“When people think about orchestral music for sci-fi, they tend to automatically think of Star Wars because it’s so prominent in our pop culture,” acknowledges Zur. “Subsequently, anything else that is written for sci-fi and is orchestral in style finds itself in this realm to some extent. My music was not born out of nothing as I am inspired by great composers like John Williams, Jerry Goldsmith and others, and I’m sure some of these influences are subconsciously present in some of the music I wrote.”
“But I think once you hear the full array of music for Starfield, you will appreciate that there are many components to the score that are very, very different and hand crafted for Starfield,” he adds, saying he “really can’t wait” to reveal more of Starfield‘s music.
As Zur prepares for next year’s release of Starfield, he reflects on his two-decade collaboration with Bethesda. Zur says working with Bethesda is “very different to working with many other studios,” and praises the creativity he’s been allowed to explore with Starfield.
“With Bethesda, they very much give me the freedom to be inspired and follow my own instincts, rather than asking me to follow this or that direction. We’ve been working together for many years now and both [Starfield audio director] Mark Lampert and [game director] Todd Howard always ask me to do what I think creatively, and if they do hear something that steps outside of what they envision then they will be sure to tell me. They trust my artistic judgment and ability, and always welcome my point of view.”
“It’s a wonderful collaboration,” adds Zur, who says that his history with Bethesda has “definitely” affected how he’s approached scoring Starfield.” After 20 years of working with Bethesda over multiple projects we’ve both grown to know each other very well,” explains the composer.
“We know what to expect from each other but we are also eager to surprise each other! We are really motivated to develop our collaborative partnership and to push the creative boundaries higher and higher. We take every chord that we work on together as a stepping stone, a benchmark that we can stand on to make our next advancement. Sometimes we’re referencing interesting elements from previous projects – Fallout, The Elder Scrolls: Blades – as a starting point to develop new ideas. The way we approach artistic attributions is very similar. Usually it’s more philosophical, how we try to encapsulate the emotion in the musical piece rather than describing what the player is doing on screen.”

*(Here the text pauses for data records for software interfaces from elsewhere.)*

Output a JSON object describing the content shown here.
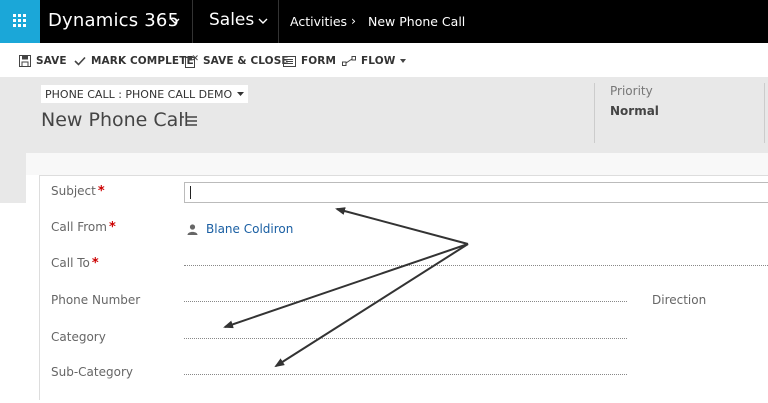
{
  "topnav": {
    "brand": "Dynamics 365",
    "brand_chevron": "⌵",
    "app": "Sales",
    "app_chevron": "⌵",
    "breadcrumb": [
      "Activities",
      "New Phone Call"
    ],
    "breadcrumb_sep": "›"
  },
  "commands": {
    "save": "SAVE",
    "mark_complete": "MARK COMPLETE",
    "save_close": "SAVE & CLOSE",
    "form": "FORM",
    "flow": "FLOW"
  },
  "header": {
    "form_selector": "PHONE CALL : PHONE CALL DEMO",
    "title": "New Phone Call",
    "priority_label": "Priority",
    "priority_value": "Normal"
  },
  "fields": {
    "subject": {
      "label": "Subject",
      "required": "*",
      "value": ""
    },
    "call_from": {
      "label": "Call From",
      "required": "*",
      "value": "Blane Coldiron"
    },
    "call_to": {
      "label": "Call To",
      "required": "*",
      "value": ""
    },
    "phone_number": {
      "label": "Phone Number",
      "value": ""
    },
    "direction": {
      "label": "Direction"
    },
    "category": {
      "label": "Category",
      "value": ""
    },
    "sub_category": {
      "label": "Sub-Category",
      "value": ""
    }
  },
  "colors": {
    "nav_bg": "#000000",
    "waffle_bg": "#1ba7d8",
    "header_bg": "#e8e8e8",
    "link": "#1a5fa3",
    "required": "#cc0000"
  }
}
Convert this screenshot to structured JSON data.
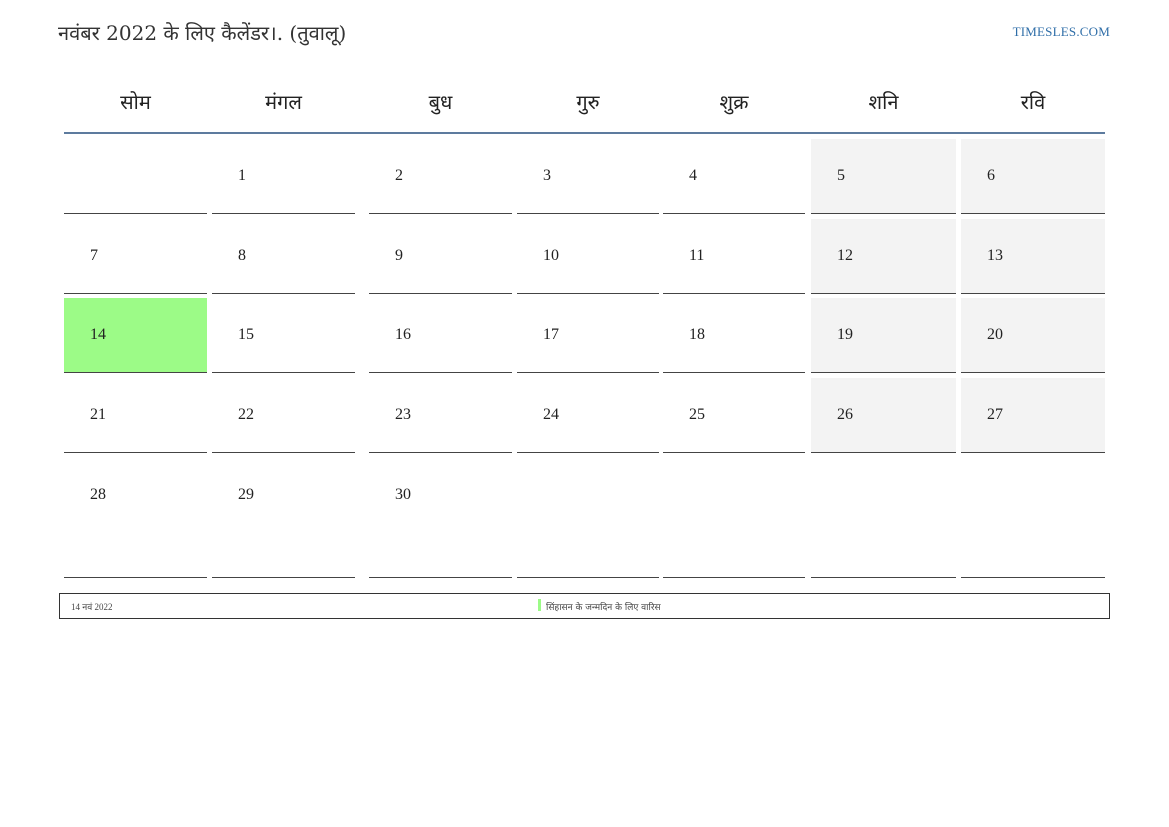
{
  "header": {
    "title": "नवंबर 2022 के लिए कैलेंडर।. (तुवालू)",
    "site": "TIMESLES.COM"
  },
  "weekdays": [
    "सोम",
    "मंगल",
    "बुध",
    "गुरु",
    "शुक्र",
    "शनि",
    "रवि"
  ],
  "weeks": [
    [
      "",
      "1",
      "2",
      "3",
      "4",
      "5",
      "6"
    ],
    [
      "7",
      "8",
      "9",
      "10",
      "11",
      "12",
      "13"
    ],
    [
      "14",
      "15",
      "16",
      "17",
      "18",
      "19",
      "20"
    ],
    [
      "21",
      "22",
      "23",
      "24",
      "25",
      "26",
      "27"
    ],
    [
      "28",
      "29",
      "30",
      "",
      "",
      "",
      ""
    ]
  ],
  "highlighted_day": "14",
  "weekend_columns": [
    5,
    6
  ],
  "colors": {
    "highlight": "#9cfb87",
    "weekend": "#f3f3f3",
    "accent_line": "#5d7b9e",
    "link": "#2f6ea8"
  },
  "legend": {
    "date": "14 नवं  2022",
    "event": "सिंहासन के जन्मदिन के लिए वारिस"
  }
}
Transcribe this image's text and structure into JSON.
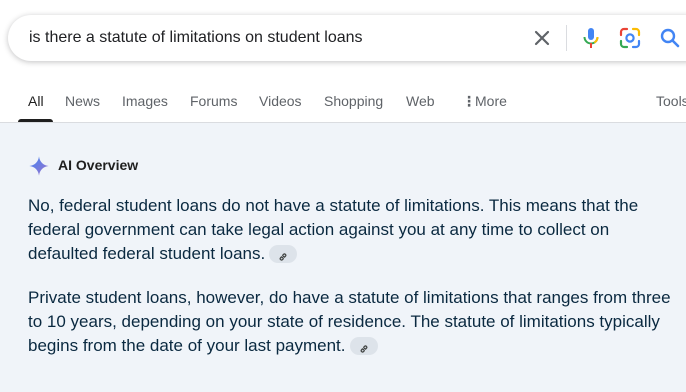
{
  "search": {
    "query": "is there a statute of limitations on student loans"
  },
  "tabs": [
    {
      "label": "All",
      "active": true
    },
    {
      "label": "News"
    },
    {
      "label": "Images"
    },
    {
      "label": "Forums"
    },
    {
      "label": "Videos"
    },
    {
      "label": "Shopping"
    },
    {
      "label": "Web"
    },
    {
      "label": "More"
    }
  ],
  "tools_label": "Tools",
  "ai_overview": {
    "title": "AI Overview",
    "paragraphs": [
      "No, federal student loans do not have a statute of limitations. This means that the federal government can take legal action against you at any time to collect on defaulted federal student loans.",
      "Private student loans, however, do have a statute of limitations that ranges from three to 10 years, depending on your state of residence. The statute of limitations typically begins from the date of your last payment."
    ]
  },
  "icons": {
    "clear": "close-icon",
    "mic": "microphone-icon",
    "lens": "lens-icon",
    "search": "search-icon",
    "sparkle": "sparkle-icon",
    "link": "link-icon",
    "more": "vertical-dots-icon"
  },
  "colors": {
    "panel_background": "#f0f4f9",
    "body_text": "#0a2940",
    "tab_text": "#5f6368",
    "active_tab": "#1f1f1f",
    "mic_blue": "#4285f4",
    "mic_red": "#ea4335",
    "search_blue": "#4285f4"
  }
}
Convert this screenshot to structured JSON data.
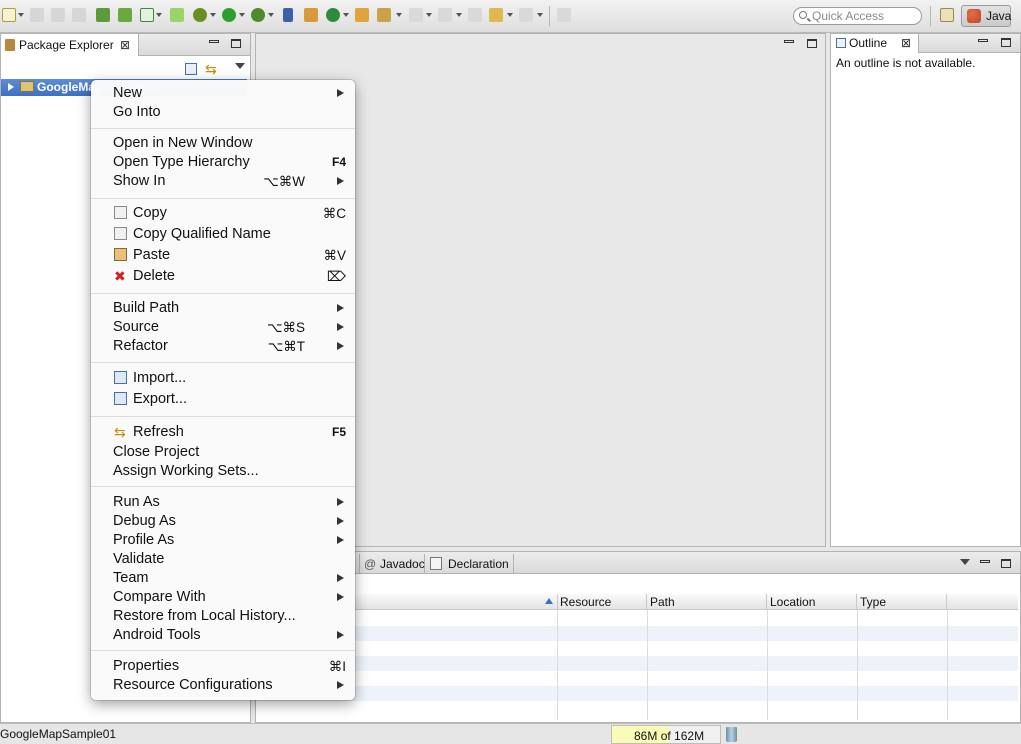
{
  "toolbar": {
    "quick_access_placeholder": "Quick Access",
    "perspective_label": "Java"
  },
  "package_explorer": {
    "tab_label": "Package Explorer",
    "project_name": "GoogleMapSample01"
  },
  "outline": {
    "tab_label": "Outline",
    "message": "An outline is not available."
  },
  "bottom_panel": {
    "tabs": [
      "Javadoc",
      "Declaration"
    ],
    "columns": [
      "Resource",
      "Path",
      "Location",
      "Type"
    ]
  },
  "status_bar": {
    "selection": "GoogleMapSample01",
    "heap_used": "86M",
    "heap_of": "of",
    "heap_total": "162M",
    "heap_used_fraction": 0.53
  },
  "context_menu": {
    "items": [
      {
        "label": "New",
        "submenu": true
      },
      {
        "label": "Go Into"
      },
      {
        "label": "Open in New Window"
      },
      {
        "label": "Open Type Hierarchy",
        "shortcut": "F4"
      },
      {
        "label": "Show In",
        "shortcut": "⌥⌘W",
        "submenu": true
      },
      {
        "label": "Copy",
        "shortcut": "⌘C",
        "icon": "copy-icon"
      },
      {
        "label": "Copy Qualified Name",
        "icon": "copy-qualified-name-icon"
      },
      {
        "label": "Paste",
        "shortcut": "⌘V",
        "icon": "paste-icon"
      },
      {
        "label": "Delete",
        "shortcut": "⌦",
        "icon": "delete-icon"
      },
      {
        "label": "Build Path",
        "submenu": true
      },
      {
        "label": "Source",
        "shortcut": "⌥⌘S",
        "submenu": true
      },
      {
        "label": "Refactor",
        "shortcut": "⌥⌘T",
        "submenu": true
      },
      {
        "label": "Import...",
        "icon": "import-icon"
      },
      {
        "label": "Export...",
        "icon": "export-icon"
      },
      {
        "label": "Refresh",
        "shortcut": "F5",
        "icon": "refresh-icon"
      },
      {
        "label": "Close Project"
      },
      {
        "label": "Assign Working Sets..."
      },
      {
        "label": "Run As",
        "submenu": true
      },
      {
        "label": "Debug As",
        "submenu": true
      },
      {
        "label": "Profile As",
        "submenu": true
      },
      {
        "label": "Validate"
      },
      {
        "label": "Team",
        "submenu": true
      },
      {
        "label": "Compare With",
        "submenu": true
      },
      {
        "label": "Restore from Local History..."
      },
      {
        "label": "Android Tools",
        "submenu": true
      },
      {
        "label": "Properties",
        "shortcut": "⌘I"
      },
      {
        "label": "Resource Configurations",
        "submenu": true
      }
    ]
  }
}
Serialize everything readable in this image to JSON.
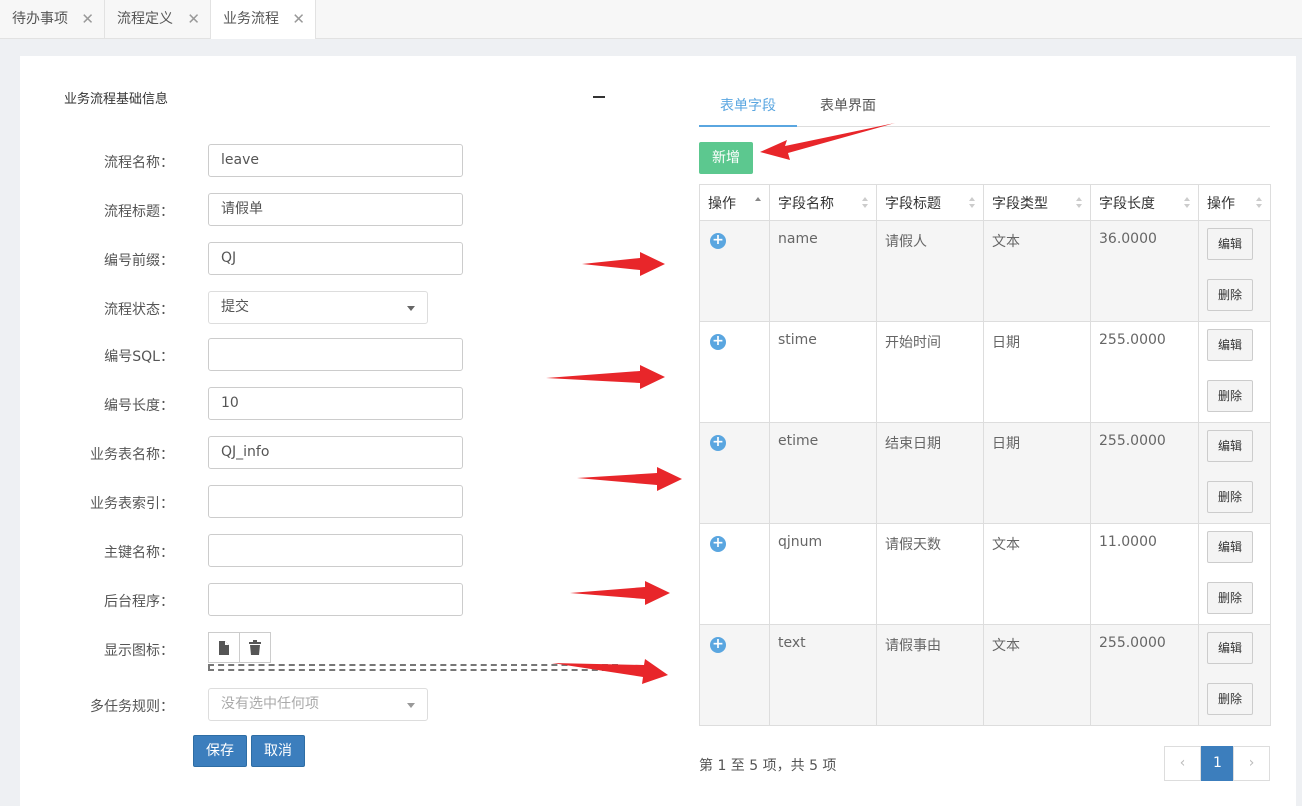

With a formidable body of work behind him, Zur is looking forward to what’s next. Beyond Bethesda, the composer would love to take a shot at scoring James Bond, and is keen to revisit Prince Of Persia – which he says would be “very exciting to me as a composer.”
But right now, it’s all eyes on Starfield – and Zur couldn’t be prouder of his latest score. “I feel that Starfield is my best score to date, although that does not take away from any other scores which I have composed for Bethesda,” says Zur. “I think that each of the scores for the Fallout series and others have their moments and uniqueness. But as a whole piece of work, I believe Starfield shows more of my maturity as a composer.”